WORK TO BE COMPLETED:
The answer should be one number: the count of lines in the listing below with "content" in them.

TASK DATA:
---+---
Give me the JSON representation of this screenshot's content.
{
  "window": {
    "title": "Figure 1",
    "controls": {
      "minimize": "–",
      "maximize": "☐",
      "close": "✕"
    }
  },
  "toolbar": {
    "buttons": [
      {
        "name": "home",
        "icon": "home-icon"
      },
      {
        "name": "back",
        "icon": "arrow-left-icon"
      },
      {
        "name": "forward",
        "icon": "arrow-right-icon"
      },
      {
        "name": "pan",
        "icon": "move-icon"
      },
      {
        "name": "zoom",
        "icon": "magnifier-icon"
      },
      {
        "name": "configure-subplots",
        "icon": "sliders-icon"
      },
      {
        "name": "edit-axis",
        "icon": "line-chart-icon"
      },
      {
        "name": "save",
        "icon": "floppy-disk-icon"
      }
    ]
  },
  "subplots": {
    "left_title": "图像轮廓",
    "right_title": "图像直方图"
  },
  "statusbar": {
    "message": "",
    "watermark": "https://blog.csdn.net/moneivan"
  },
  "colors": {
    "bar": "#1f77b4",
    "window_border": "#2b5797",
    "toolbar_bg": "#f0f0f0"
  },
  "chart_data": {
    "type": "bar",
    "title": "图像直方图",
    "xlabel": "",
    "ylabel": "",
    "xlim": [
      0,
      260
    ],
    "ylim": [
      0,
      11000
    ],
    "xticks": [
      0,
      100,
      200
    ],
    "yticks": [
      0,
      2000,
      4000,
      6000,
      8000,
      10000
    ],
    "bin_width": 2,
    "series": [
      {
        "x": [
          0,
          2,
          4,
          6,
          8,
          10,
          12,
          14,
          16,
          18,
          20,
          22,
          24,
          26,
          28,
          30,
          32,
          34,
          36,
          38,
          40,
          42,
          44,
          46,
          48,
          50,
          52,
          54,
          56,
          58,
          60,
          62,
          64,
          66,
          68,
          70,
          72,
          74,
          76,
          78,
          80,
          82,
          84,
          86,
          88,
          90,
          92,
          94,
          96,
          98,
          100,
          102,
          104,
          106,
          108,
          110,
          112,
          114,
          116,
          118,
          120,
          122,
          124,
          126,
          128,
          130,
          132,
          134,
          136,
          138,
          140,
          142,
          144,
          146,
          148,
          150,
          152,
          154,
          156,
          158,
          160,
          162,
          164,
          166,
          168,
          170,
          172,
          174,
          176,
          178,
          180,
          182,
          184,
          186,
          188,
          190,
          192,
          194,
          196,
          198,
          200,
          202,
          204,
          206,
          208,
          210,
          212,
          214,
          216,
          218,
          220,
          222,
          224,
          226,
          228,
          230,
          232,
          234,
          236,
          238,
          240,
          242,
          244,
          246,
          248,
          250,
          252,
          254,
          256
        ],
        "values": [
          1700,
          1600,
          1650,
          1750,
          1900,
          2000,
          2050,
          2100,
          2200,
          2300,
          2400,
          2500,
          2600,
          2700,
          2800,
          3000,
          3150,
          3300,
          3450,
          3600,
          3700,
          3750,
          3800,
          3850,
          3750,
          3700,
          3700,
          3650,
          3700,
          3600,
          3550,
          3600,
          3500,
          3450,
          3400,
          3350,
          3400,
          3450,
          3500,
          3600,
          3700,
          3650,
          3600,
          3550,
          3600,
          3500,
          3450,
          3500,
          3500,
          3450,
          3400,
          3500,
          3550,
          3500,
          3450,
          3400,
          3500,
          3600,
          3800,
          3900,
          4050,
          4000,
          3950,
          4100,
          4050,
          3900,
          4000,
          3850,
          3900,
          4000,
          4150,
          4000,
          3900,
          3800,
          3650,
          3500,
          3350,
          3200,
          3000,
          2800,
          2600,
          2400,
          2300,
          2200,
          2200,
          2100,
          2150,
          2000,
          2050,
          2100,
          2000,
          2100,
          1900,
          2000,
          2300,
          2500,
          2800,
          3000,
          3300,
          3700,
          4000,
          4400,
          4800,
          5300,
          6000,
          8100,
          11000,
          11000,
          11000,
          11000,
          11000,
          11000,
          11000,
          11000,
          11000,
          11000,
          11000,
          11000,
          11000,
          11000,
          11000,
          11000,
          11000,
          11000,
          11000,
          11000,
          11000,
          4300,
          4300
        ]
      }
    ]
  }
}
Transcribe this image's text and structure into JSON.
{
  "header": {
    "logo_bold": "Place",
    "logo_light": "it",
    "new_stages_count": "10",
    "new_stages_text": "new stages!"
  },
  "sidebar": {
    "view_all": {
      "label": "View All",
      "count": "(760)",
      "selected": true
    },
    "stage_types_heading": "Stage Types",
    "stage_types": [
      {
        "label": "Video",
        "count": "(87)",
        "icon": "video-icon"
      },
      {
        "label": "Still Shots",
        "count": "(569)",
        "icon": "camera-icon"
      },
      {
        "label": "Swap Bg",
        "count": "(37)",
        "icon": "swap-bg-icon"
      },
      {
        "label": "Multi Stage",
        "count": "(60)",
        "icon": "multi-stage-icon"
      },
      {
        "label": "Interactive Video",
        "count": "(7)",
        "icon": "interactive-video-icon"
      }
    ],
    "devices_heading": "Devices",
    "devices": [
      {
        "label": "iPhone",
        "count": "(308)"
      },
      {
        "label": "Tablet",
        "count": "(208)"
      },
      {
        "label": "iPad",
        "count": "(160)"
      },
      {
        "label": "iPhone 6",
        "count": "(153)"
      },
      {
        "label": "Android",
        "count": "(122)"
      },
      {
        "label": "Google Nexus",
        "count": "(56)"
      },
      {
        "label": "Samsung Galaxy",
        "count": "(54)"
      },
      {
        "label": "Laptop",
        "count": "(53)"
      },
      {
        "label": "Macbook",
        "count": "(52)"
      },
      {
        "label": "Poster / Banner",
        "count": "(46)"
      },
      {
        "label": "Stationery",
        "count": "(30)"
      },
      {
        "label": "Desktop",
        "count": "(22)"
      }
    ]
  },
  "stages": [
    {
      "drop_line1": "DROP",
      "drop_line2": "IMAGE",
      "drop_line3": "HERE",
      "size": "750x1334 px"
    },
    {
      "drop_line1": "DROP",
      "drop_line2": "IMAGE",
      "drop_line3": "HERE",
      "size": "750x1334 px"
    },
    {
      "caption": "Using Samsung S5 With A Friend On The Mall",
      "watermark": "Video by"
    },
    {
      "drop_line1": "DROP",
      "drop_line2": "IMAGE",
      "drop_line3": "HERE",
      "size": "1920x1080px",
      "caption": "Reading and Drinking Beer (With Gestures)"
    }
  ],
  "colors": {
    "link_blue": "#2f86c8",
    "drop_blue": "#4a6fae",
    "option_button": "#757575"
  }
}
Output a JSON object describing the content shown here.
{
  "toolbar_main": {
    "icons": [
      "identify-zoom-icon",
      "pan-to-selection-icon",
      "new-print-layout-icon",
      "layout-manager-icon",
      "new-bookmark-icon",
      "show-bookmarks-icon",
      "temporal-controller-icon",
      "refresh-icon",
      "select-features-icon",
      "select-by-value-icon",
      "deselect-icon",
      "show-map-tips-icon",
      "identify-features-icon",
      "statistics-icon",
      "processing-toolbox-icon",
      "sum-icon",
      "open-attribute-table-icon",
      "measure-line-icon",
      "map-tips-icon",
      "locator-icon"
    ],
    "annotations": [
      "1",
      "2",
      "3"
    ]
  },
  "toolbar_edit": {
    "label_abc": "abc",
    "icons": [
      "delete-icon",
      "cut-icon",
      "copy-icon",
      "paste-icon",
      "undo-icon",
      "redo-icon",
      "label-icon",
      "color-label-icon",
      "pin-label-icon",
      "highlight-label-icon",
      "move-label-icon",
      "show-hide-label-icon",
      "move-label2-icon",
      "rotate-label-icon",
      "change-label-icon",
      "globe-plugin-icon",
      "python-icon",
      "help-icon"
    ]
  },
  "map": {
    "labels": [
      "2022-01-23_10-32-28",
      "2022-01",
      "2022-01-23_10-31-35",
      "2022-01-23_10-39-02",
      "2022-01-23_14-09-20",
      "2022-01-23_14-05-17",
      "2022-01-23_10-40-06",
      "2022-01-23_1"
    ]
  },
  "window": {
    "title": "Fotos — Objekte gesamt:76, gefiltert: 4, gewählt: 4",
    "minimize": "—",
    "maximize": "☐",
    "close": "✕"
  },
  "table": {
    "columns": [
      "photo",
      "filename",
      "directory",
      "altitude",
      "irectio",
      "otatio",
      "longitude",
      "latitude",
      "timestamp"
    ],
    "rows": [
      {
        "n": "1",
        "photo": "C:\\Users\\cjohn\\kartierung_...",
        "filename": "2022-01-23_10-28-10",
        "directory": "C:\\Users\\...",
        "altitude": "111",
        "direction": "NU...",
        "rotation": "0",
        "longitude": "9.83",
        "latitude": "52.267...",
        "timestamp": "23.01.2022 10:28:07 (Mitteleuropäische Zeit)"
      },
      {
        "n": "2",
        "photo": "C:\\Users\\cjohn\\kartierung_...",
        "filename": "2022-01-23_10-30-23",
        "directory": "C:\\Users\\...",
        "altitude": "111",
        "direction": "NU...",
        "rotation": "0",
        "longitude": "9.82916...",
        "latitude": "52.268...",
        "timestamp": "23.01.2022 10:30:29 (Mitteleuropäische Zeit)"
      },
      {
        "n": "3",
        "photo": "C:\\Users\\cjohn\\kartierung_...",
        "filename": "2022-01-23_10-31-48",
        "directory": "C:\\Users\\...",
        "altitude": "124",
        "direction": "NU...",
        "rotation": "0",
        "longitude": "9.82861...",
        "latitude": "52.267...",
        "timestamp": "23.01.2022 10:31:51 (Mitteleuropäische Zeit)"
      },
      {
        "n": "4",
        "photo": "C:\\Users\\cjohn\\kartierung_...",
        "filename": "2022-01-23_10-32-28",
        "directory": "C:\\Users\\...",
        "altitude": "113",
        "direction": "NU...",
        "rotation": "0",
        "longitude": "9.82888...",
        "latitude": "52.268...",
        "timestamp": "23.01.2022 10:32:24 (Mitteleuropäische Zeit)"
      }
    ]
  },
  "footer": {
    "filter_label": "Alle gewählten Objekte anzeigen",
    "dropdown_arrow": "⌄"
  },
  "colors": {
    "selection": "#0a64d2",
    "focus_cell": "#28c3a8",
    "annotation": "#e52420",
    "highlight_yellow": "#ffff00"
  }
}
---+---
ANSWER BOX:
2